(ENTRIES PROVIDED Opens)

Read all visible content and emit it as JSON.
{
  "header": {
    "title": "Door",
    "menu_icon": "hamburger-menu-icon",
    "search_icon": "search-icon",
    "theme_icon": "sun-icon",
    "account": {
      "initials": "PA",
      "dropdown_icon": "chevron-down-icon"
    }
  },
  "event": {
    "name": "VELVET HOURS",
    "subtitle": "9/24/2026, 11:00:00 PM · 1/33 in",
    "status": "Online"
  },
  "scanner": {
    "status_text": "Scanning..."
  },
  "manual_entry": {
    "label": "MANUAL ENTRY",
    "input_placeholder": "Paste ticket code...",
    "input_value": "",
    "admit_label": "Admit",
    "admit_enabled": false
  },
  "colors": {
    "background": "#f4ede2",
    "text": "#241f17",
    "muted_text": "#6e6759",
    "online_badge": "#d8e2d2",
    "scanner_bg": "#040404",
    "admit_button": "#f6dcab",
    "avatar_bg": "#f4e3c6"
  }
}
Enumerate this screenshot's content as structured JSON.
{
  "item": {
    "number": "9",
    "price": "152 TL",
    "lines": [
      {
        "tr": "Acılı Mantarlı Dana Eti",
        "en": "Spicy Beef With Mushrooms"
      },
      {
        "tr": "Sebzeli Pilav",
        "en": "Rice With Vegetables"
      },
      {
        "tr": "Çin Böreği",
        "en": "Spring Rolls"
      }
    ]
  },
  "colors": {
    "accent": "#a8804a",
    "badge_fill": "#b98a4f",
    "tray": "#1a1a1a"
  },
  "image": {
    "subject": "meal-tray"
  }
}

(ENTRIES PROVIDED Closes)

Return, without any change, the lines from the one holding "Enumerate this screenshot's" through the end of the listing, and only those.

> [RESPONSE]
Enumerate this screenshot's content as structured JSON.
{
  "item": {
    "number": "9",
    "price": "152 TL",
    "lines": [
      {
        "tr": "Acılı Mantarlı Dana Eti",
        "en": "Spicy Beef With Mushrooms"
      },
      {
        "tr": "Sebzeli Pilav",
        "en": "Rice With Vegetables"
      },
      {
        "tr": "Çin Böreği",
        "en": "Spring Rolls"
      }
    ]
  },
  "colors": {
    "accent": "#a8804a",
    "badge_fill": "#b98a4f",
    "tray": "#1a1a1a"
  },
  "image": {
    "subject": "meal-tray"
  }
}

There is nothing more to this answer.